▶ **MATERIALS PROVIDED**
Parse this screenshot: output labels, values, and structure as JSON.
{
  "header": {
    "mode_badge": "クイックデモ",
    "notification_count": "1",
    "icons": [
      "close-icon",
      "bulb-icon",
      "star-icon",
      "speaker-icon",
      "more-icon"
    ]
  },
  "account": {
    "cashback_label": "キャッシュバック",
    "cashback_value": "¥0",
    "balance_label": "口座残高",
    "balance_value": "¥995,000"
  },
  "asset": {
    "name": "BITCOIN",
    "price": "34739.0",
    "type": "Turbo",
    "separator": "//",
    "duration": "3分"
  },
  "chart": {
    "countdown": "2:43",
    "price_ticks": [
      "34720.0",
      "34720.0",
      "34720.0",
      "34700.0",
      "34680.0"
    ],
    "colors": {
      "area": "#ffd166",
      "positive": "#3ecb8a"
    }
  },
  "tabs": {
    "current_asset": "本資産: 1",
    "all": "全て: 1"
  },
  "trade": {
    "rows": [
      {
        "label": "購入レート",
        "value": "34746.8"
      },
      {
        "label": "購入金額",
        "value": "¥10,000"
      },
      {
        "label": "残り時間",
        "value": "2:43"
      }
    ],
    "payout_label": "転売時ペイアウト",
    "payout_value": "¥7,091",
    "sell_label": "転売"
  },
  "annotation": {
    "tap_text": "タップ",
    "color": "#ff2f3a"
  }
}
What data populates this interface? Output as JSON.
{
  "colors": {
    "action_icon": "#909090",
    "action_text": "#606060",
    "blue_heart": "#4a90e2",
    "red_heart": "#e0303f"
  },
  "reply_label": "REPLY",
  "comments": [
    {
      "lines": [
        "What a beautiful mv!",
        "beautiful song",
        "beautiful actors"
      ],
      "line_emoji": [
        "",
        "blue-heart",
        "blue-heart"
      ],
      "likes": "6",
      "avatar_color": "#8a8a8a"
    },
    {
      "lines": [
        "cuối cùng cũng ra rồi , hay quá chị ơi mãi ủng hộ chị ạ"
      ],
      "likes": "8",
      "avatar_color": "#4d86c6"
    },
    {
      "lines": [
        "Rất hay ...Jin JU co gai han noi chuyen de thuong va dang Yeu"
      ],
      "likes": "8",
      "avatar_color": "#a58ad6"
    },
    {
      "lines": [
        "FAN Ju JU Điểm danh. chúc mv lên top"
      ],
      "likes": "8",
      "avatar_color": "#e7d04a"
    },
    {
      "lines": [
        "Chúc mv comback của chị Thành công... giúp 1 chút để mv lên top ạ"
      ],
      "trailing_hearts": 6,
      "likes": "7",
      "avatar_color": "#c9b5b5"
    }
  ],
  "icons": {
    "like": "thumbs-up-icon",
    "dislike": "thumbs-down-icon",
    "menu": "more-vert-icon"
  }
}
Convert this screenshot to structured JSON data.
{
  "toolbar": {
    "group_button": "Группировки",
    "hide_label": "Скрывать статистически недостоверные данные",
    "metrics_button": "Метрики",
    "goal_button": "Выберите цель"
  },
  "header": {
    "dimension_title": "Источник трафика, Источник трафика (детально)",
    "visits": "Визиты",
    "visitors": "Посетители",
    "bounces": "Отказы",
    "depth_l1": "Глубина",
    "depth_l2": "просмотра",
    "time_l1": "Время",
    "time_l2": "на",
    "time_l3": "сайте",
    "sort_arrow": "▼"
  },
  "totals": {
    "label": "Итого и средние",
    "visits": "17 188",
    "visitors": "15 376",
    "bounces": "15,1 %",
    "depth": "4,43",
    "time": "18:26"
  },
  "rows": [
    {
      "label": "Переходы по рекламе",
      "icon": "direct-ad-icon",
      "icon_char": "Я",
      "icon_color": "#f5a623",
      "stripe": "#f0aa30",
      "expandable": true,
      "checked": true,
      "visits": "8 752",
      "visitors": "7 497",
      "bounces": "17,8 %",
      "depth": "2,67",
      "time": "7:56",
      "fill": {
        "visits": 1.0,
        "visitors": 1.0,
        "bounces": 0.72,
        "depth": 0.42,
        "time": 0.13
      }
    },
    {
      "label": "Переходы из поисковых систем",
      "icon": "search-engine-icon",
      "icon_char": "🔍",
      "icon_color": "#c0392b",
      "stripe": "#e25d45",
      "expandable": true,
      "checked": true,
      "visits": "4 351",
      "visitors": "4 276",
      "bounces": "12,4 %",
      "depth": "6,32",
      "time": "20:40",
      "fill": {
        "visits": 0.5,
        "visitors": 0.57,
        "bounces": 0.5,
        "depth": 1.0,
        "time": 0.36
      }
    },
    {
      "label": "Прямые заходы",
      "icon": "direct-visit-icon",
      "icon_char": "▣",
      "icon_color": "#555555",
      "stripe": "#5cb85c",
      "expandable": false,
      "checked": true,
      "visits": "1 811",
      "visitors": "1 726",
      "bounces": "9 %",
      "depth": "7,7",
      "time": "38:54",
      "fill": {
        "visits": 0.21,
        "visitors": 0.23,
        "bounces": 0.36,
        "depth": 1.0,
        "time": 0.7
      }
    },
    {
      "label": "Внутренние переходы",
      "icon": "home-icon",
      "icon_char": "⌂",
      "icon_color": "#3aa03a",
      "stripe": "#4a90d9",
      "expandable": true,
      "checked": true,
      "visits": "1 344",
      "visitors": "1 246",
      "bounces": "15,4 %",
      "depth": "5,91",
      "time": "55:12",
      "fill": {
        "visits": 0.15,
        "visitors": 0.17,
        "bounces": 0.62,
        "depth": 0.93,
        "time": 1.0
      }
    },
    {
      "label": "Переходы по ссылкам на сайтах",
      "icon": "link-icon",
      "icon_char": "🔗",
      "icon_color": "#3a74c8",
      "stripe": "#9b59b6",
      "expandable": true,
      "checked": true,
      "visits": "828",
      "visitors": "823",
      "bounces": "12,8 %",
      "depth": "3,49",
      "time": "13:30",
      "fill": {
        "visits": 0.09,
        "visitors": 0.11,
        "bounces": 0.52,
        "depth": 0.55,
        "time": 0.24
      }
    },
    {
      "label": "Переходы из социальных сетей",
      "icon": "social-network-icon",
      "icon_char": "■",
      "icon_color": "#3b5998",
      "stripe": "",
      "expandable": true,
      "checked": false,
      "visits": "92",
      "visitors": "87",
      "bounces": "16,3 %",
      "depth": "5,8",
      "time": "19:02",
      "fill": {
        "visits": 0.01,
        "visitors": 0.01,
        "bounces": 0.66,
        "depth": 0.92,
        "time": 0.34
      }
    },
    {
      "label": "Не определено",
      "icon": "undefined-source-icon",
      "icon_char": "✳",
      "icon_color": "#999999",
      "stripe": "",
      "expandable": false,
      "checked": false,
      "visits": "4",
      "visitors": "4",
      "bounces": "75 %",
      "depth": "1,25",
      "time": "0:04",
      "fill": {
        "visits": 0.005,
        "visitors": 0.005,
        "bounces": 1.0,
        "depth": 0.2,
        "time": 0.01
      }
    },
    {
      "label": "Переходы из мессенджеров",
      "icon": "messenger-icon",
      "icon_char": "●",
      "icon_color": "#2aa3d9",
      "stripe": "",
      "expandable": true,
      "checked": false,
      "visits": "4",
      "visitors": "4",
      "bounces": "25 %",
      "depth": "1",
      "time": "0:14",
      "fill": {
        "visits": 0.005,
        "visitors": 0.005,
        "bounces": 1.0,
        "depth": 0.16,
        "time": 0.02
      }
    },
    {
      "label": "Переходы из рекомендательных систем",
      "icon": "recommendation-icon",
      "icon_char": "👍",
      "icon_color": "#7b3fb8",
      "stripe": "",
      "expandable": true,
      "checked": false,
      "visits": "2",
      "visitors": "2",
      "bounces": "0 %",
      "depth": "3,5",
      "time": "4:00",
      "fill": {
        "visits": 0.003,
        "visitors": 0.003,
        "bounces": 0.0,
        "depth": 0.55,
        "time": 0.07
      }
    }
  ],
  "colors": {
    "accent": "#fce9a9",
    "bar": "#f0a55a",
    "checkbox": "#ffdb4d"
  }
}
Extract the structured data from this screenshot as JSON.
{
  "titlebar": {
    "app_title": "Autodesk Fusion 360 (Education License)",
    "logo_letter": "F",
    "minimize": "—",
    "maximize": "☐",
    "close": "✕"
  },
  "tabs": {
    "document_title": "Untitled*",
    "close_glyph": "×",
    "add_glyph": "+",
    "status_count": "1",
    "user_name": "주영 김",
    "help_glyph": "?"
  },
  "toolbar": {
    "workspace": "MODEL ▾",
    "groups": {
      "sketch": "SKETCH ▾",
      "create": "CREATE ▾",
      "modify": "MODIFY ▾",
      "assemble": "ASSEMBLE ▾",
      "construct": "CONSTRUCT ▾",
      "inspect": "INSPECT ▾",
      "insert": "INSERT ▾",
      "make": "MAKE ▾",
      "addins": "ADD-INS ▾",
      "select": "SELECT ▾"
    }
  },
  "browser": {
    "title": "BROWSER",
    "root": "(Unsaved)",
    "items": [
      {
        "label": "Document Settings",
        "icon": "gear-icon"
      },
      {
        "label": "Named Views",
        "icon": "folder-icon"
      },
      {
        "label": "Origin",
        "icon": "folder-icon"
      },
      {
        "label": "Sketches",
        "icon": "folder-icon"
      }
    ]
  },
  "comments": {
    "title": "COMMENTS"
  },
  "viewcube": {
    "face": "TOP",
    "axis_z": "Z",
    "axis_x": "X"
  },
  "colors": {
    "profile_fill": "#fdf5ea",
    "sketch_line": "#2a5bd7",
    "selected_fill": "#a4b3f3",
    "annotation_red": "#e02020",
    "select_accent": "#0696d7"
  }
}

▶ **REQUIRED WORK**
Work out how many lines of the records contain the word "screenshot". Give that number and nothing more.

▶ **OUTPUT BELOW**
3